After cessation of nitrous oxide (N(2)O) administration, intracuff pressure of the endotracheal tube may decrease through rediffusion of N(2)O. There may then be an increased risk for air leaks, aspiration of gastric contents, or both. In this study, the time required for intracuff pressure to decrease by 50% (T(1/2)) after substituting oxygen for N(2)O inspired was estimated with the least-squares method. Fifty patients were randomly assigned to five groups, and their tracheas were intubated with the Hi-Contour, Sheridan, Rush, Reinforce, or Profile Soft-Seal Cuff endotracheal tubes. Cuffs were inflated with 40% N(2)O, and cuff pressure was measured during anesthesia with 67% N(2)O. After 120 min, N(2)O inspired was replaced with 100% oxygen, and cuff pressure was measured until the cuff pressure decreased by about 30%. In the five groups, stable cuff pressures were achieved during 120 min of anesthesia with N(2)O. The cuff pressures at 120 min were not different among groups (P = 0.098). After cessation of N(2)O administration, the intracuff pressure decreased exponentially.
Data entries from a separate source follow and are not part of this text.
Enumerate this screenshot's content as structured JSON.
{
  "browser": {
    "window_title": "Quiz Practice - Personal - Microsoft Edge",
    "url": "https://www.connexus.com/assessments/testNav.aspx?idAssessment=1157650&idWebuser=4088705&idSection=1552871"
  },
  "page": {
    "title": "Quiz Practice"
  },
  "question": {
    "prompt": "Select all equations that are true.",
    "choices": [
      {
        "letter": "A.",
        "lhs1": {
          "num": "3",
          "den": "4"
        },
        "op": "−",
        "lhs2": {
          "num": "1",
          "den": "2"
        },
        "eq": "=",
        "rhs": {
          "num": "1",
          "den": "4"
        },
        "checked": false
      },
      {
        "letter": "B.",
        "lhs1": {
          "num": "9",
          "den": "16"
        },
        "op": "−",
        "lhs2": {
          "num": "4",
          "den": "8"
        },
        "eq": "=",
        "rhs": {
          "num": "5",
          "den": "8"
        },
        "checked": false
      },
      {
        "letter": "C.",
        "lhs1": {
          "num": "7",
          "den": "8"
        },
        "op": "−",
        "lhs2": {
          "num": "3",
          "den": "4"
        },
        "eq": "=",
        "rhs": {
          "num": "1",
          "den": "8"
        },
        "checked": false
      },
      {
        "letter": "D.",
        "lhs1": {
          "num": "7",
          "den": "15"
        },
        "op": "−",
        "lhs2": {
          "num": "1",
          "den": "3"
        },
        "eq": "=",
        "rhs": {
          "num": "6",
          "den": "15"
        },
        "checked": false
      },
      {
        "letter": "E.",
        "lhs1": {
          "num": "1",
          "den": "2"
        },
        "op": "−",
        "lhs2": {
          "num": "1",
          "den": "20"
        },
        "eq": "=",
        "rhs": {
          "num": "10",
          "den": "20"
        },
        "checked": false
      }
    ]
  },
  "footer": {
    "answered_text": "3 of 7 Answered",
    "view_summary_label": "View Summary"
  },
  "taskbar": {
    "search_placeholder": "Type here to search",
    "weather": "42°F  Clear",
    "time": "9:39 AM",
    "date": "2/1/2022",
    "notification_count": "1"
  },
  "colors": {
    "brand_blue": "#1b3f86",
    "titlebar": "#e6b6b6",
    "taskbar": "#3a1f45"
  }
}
T(1/2) in the Hi-Contour group was 27.8 +/- 8.5 min, which was significantly shorter than in the Profile Soft-Seal Cuff group (49.7 +/- 18.5 min; P < 0.01). Therefore, our results demonstrate that pressure of the N(2)O-filled cuff decreases quickly when N(2)O-inspired concentrations are reduced, and we suggest that intracuff pressure should be checked frequently to avoid air leaks or aspiration of gastric contents during delayed extubation or transportation of patients with tracheal intubations.
Implications: A recently developed method for maintaining stable cuff pressure (N(2)O-filled cuffs) enables us to assess the decrease in cuff pressure after cessation of N(2)O administration. Our results confirm the limitations of N(2)O-filled cuffs when N(2)O-inspired concentrations are reduced.